The government said one of the bombers was a woman in her mid-20s affiliated with the PKK and trained in Syria by the People's Protection Units (YPG), a Kurdish militia group the Turkish military shelled for several days in February.
The PKK has been fighting the Turkish state for greater autonomy for Kurds since 1984, with the conflict claiming at least 40,000 lives.
Authorities detained 11 people over the attack, Prime Minister Ahmet Davutoglu said, while Turkish jets bombed PKK targets in northern Iraq just hours after the blast.
Turkey has suffered five major bombings since July last year, killing more than 200 people, including two in Ankara in less than a month.
TAK is believed to have been established by the PKK more than 10 years ago with the aim of carrying out attacks in cities in the west of Turkey.
The group still expresses loyalty on its website to jailed PKK leader Abdullah Ocalan.
But Frederike Geerdink, a Dutch journalist covering Kurdish issues, said the group had subsequently pursued a more radical direction than the PKK.

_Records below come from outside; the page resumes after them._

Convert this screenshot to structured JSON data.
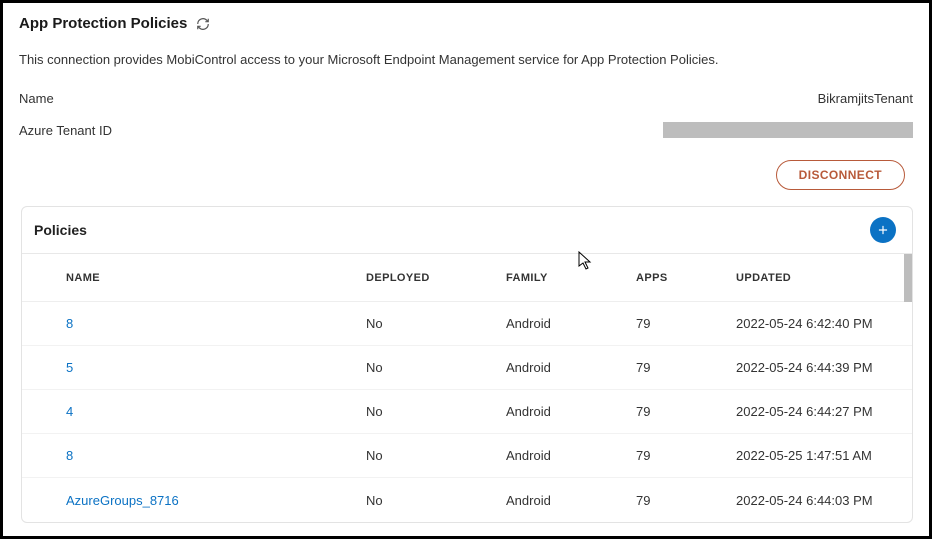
{
  "header": {
    "title": "App Protection Policies"
  },
  "description": "This connection provides MobiControl access to your Microsoft Endpoint Management service for App Protection Policies.",
  "fields": {
    "name_label": "Name",
    "name_value": "BikramjitsTenant",
    "tenant_label": "Azure Tenant ID"
  },
  "actions": {
    "disconnect": "DISCONNECT"
  },
  "policies": {
    "title": "Policies",
    "columns": {
      "name": "NAME",
      "deployed": "DEPLOYED",
      "family": "FAMILY",
      "apps": "APPS",
      "updated": "UPDATED"
    },
    "rows": [
      {
        "name": "8",
        "deployed": "No",
        "family": "Android",
        "apps": "79",
        "updated": "2022-05-24 6:42:40 PM"
      },
      {
        "name": "5",
        "deployed": "No",
        "family": "Android",
        "apps": "79",
        "updated": "2022-05-24 6:44:39 PM"
      },
      {
        "name": "4",
        "deployed": "No",
        "family": "Android",
        "apps": "79",
        "updated": "2022-05-24 6:44:27 PM"
      },
      {
        "name": "8",
        "deployed": "No",
        "family": "Android",
        "apps": "79",
        "updated": "2022-05-25 1:47:51 AM"
      },
      {
        "name": "AzureGroups_8716",
        "deployed": "No",
        "family": "Android",
        "apps": "79",
        "updated": "2022-05-24 6:44:03 PM"
      }
    ]
  }
}
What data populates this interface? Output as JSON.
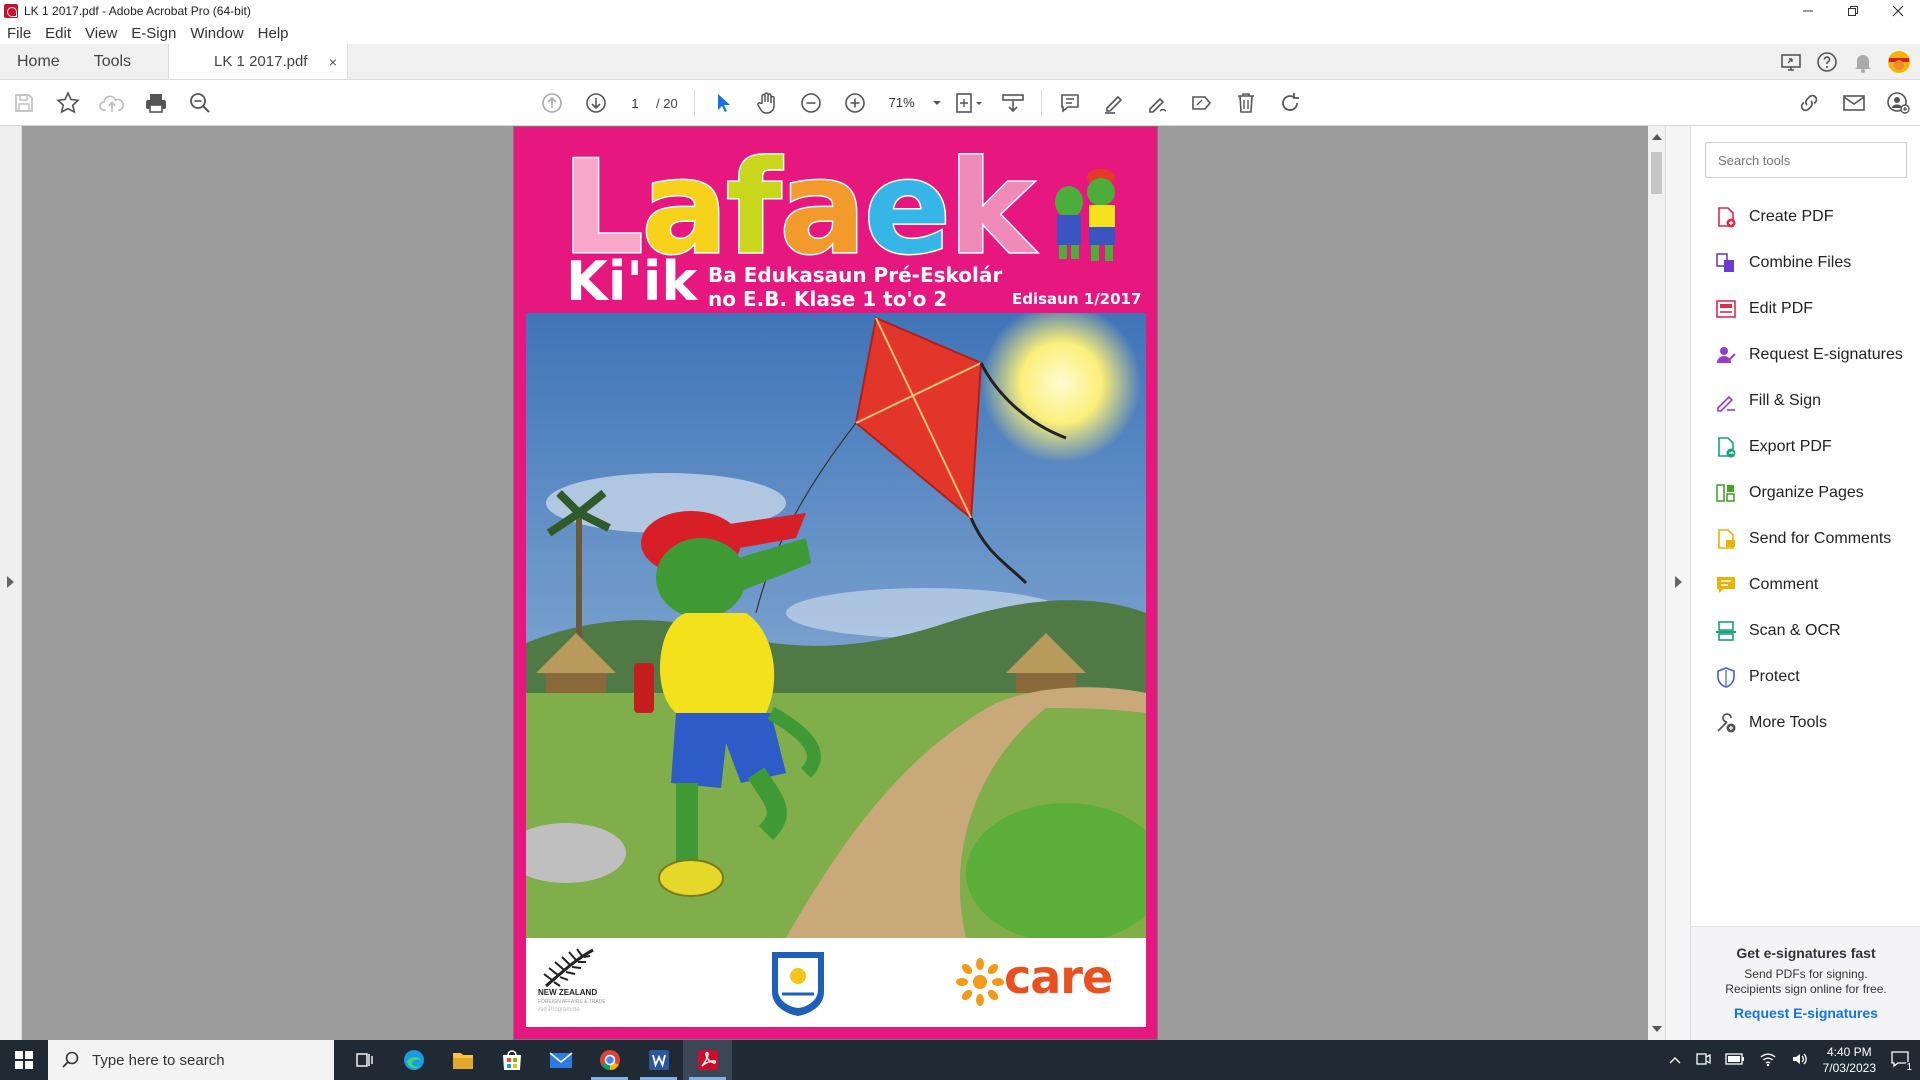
{
  "window": {
    "title": "LK 1 2017.pdf - Adobe Acrobat Pro (64-bit)"
  },
  "menu": [
    "File",
    "Edit",
    "View",
    "E-Sign",
    "Window",
    "Help"
  ],
  "tabs": {
    "home": "Home",
    "tools": "Tools",
    "document": "LK 1 2017.pdf",
    "close_glyph": "×"
  },
  "toolbar": {
    "page_current": "1",
    "page_total": "/ 20",
    "zoom": "71%"
  },
  "document": {
    "title_letters": [
      {
        "ch": "L",
        "color": "#f7a7c8"
      },
      {
        "ch": "a",
        "color": "#f6d21a"
      },
      {
        "ch": "f",
        "color": "#c8d61c"
      },
      {
        "ch": "a",
        "color": "#f39a2c"
      },
      {
        "ch": "e",
        "color": "#35b6e6"
      },
      {
        "ch": "k",
        "color": "#f08ab8"
      }
    ],
    "subtitle": "Ki'ik",
    "tagline_1": "Ba Edukasaun Pré-Eskolár",
    "tagline_2": "no E.B. Klase 1 to'o 2",
    "edition": "Edisaun 1/2017",
    "nz_logo_1": "NEW ZEALAND",
    "nz_logo_2": "FOREIGN AFFAIRS & TRADE",
    "nz_logo_3": "Aid Programme",
    "care_logo": "care"
  },
  "tools_panel": {
    "search_placeholder": "Search tools",
    "items": [
      {
        "label": "Create PDF",
        "icon": "create-pdf-icon",
        "color": "#e0294b"
      },
      {
        "label": "Combine Files",
        "icon": "combine-files-icon",
        "color": "#6b3ccf"
      },
      {
        "label": "Edit PDF",
        "icon": "edit-pdf-icon",
        "color": "#e0294b"
      },
      {
        "label": "Request E-signatures",
        "icon": "request-esign-icon",
        "color": "#9b3cc6"
      },
      {
        "label": "Fill & Sign",
        "icon": "fill-sign-icon",
        "color": "#9b3cc6"
      },
      {
        "label": "Export PDF",
        "icon": "export-pdf-icon",
        "color": "#1aa07a"
      },
      {
        "label": "Organize Pages",
        "icon": "organize-pages-icon",
        "color": "#4aa22e"
      },
      {
        "label": "Send for Comments",
        "icon": "send-comments-icon",
        "color": "#e8b400"
      },
      {
        "label": "Comment",
        "icon": "comment-icon",
        "color": "#e8b400"
      },
      {
        "label": "Scan & OCR",
        "icon": "scan-ocr-icon",
        "color": "#1aa07a"
      },
      {
        "label": "Protect",
        "icon": "protect-icon",
        "color": "#4b5bd6"
      },
      {
        "label": "More Tools",
        "icon": "more-tools-icon",
        "color": "#555555"
      }
    ],
    "promo": {
      "title": "Get e-signatures fast",
      "line1": "Send PDFs for signing.",
      "line2": "Recipients sign online for free.",
      "link": "Request E-signatures"
    }
  },
  "taskbar": {
    "search_placeholder": "Type here to search",
    "time": "4:40 PM",
    "date": "7/03/2023",
    "notification_count": "1"
  }
}
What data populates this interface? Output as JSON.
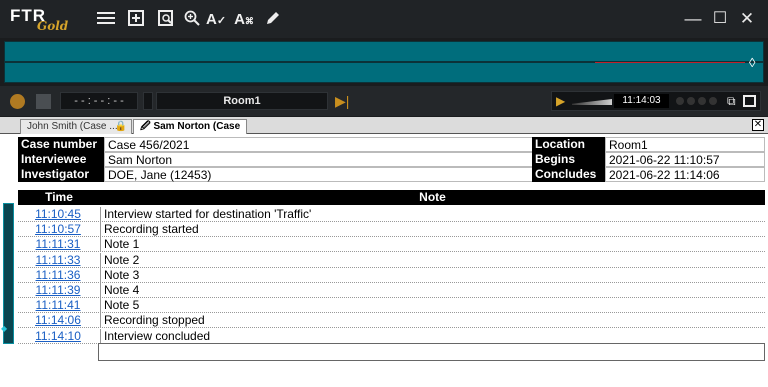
{
  "app": {
    "logo_text": "FTR",
    "logo_sub": "Gold"
  },
  "toolbar": {
    "icons": [
      "menu-icon",
      "add-note-icon",
      "search-doc-icon",
      "zoom-icon",
      "spellcheck-icon",
      "text-replace-icon",
      "pen-icon"
    ]
  },
  "window_controls": {
    "minimize": "—",
    "maximize": "☐",
    "close": "✕"
  },
  "player": {
    "time_display": "- - : - - : - -",
    "room": "Room1",
    "clock": "11:14:03"
  },
  "tabs": [
    {
      "label": "John Smith (Case ..."
    },
    {
      "label": "Sam Norton (Case ..."
    }
  ],
  "case_info": {
    "case_number_label": "Case number",
    "case_number": "Case 456/2021",
    "interviewee_label": "Interviewee",
    "interviewee": "Sam Norton",
    "investigator_label": "Investigator",
    "investigator": "DOE, Jane (12453)",
    "location_label": "Location",
    "location": "Room1",
    "begins_label": "Begins",
    "begins": "2021-06-22 11:10:57",
    "concludes_label": "Concludes",
    "concludes": "2021-06-22 11:14:06"
  },
  "notes_table": {
    "time_header": "Time",
    "note_header": "Note",
    "rows": [
      {
        "time": "11:10:45",
        "note": "Interview started for destination 'Traffic'"
      },
      {
        "time": "11:10:57",
        "note": "Recording started"
      },
      {
        "time": "11:11:31",
        "note": "Note 1"
      },
      {
        "time": "11:11:33",
        "note": "Note 2"
      },
      {
        "time": "11:11:36",
        "note": "Note 3"
      },
      {
        "time": "11:11:39",
        "note": "Note 4"
      },
      {
        "time": "11:11:41",
        "note": "Note 5"
      },
      {
        "time": "11:14:06",
        "note": "Recording stopped"
      },
      {
        "time": "11:14:10",
        "note": "Interview concluded"
      }
    ]
  },
  "colors": {
    "waveform": "#006d7c",
    "accent_gold": "#d6a42a",
    "link": "#1a5fc4"
  }
}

"Where the PKK generally attacks targets in which civilian deaths are not very likely but do occur, the TAK acts contrary to that: they hit places where civilian deaths are inevitable," Geerdink wrote on Middle East Eye earlier this month.
Metin Gurcan, an independent security analyst, said that while the TAK was semi-autonomous it was reliant on the PKK for weapons, training and recruitment.
"It has the privilege of deciding independently about which target to attack, where and when, but is desperately in need of the PKK for ideological doctrine, military training, recruitment, weaponry and logistics," he said.
But Howard Eissenstat, a Turkey expert at St Lawrence University in New York, said he believed the group was not directly controlled by the PKK and had diverged from it due to disagreements over its engagement in the peace process with the Turkish government, which collapsed with the two-year ceasefire last year.